Once the project scope is confirmed, the configuration tool enables the rapid creation of a configured Oracle Applications instance that is ready for testing. The implementers select the business flows to be configured, the configuration tool generates a set of questions, and they then answer those questions in sequence as they are guided through the process.
“Using the accelerators, our partners are consistently able to create an ERP instance within one to three weeks of starting the project,” said Cox. “They can be used to deliver a solution in the cloud or on-premise.”
The accelerators also target industries with large JD Edwards user bases, several of which have individual requirements that are quite different from more general ERP products. “Certain industries have specific requirements so it’s important that Oracle Business Accelerators can deliver the functionality necessary,” said Cox.
For example, the engineering and construction vertical is highly project focused, so the accelerators are tailored to that functionality as well as including the normal components of ERP.
Oracle introduced two new versions of Oracle Business Accelerators for JD Edwards EnterpriseOne, one for Industrial Manufacturing and one for the Engineering and Construction industry. Each is equipped with business flow-based configurations, designed to meet the rapidly evolving needs of growing businesses.

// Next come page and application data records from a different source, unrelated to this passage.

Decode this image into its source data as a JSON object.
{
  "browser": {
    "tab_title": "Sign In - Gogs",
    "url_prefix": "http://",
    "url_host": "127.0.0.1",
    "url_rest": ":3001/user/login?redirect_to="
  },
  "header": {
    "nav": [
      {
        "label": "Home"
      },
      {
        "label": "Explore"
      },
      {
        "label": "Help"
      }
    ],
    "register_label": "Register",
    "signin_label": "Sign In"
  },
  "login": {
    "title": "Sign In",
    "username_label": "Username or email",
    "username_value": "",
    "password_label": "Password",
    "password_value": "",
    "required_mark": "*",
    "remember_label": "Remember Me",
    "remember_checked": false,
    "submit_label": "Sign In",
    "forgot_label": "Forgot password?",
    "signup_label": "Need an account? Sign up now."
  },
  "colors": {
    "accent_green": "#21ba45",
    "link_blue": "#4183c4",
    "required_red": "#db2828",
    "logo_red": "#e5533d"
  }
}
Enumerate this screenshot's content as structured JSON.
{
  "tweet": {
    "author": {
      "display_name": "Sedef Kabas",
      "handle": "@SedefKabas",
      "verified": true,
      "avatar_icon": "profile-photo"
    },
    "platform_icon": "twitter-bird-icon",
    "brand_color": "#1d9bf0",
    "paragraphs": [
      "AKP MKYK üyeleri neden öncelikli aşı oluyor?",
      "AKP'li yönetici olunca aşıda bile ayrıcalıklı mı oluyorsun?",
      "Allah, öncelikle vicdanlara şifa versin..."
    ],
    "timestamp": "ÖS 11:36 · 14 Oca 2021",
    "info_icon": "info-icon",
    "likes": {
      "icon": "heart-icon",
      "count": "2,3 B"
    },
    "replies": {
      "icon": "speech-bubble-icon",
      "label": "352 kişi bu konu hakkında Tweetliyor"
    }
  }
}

The Oracle Business Accelerator for Industrial Manufacturing, for example, is optimized with its own business flows that are a better fit for industrial manufacturing organizations looking to streamline and improve the efficiency of their supply-chain performance. This encompasses project-related expenditure management, milestone-based billing and profit recognition based on project completion percentage.
“This is a way to offer an accurate account of ongoing costs, helping manufacturers stay on time and on budget,” said Cox.
The manufacturing accelerator comes with dozens of cloud-based business flows covering 16 JD Edwards EnterpriseOne modules, including Manufacturing Management, which employs Engineer To Order (ETO) and Capital Asset Management tools.
The Oracle Business Accelerator for Engineering and Construction is designed for project-centric engineering and construction firms looking to improve financial management while reducing project risk and complexity. Streamlined control of project expenditures, sub-contractor billing and change request management, and simpler execution of maintenance work order types are part of the upgrade. This amounts to 18 business flows covering 11 JD Edwards EnterpriseOne modules, such as Project Costing using Job Cost, Contract and Service Billing, and Capital Asset Management.
Drew Robb is a freelance writer specializing in technology and engineering. Currently living in California, he is originally from Scotland, where he received a degree in geology and geography from the University of Strathclyde. He is the author of Server Disk Management in a Windows Environment (CRC Press).
You can read more about Oracle ERP here.
Drew Robb is a writer who has been writing about IT, engineering, and other topics. Originating from Scotland, he currently resides in Florida. Highly skilled in rapid prototyping innovative and reliable systems. He has been an editor and professional writer full-time for more than 20 years. He works as a freelancer at Enterprise Apps Today, CIO Insight and other IT publications. He is also an editor-in chief of an international engineering journal. He enjoys solving data problems and learning abstractions that will allow for better infrastructure.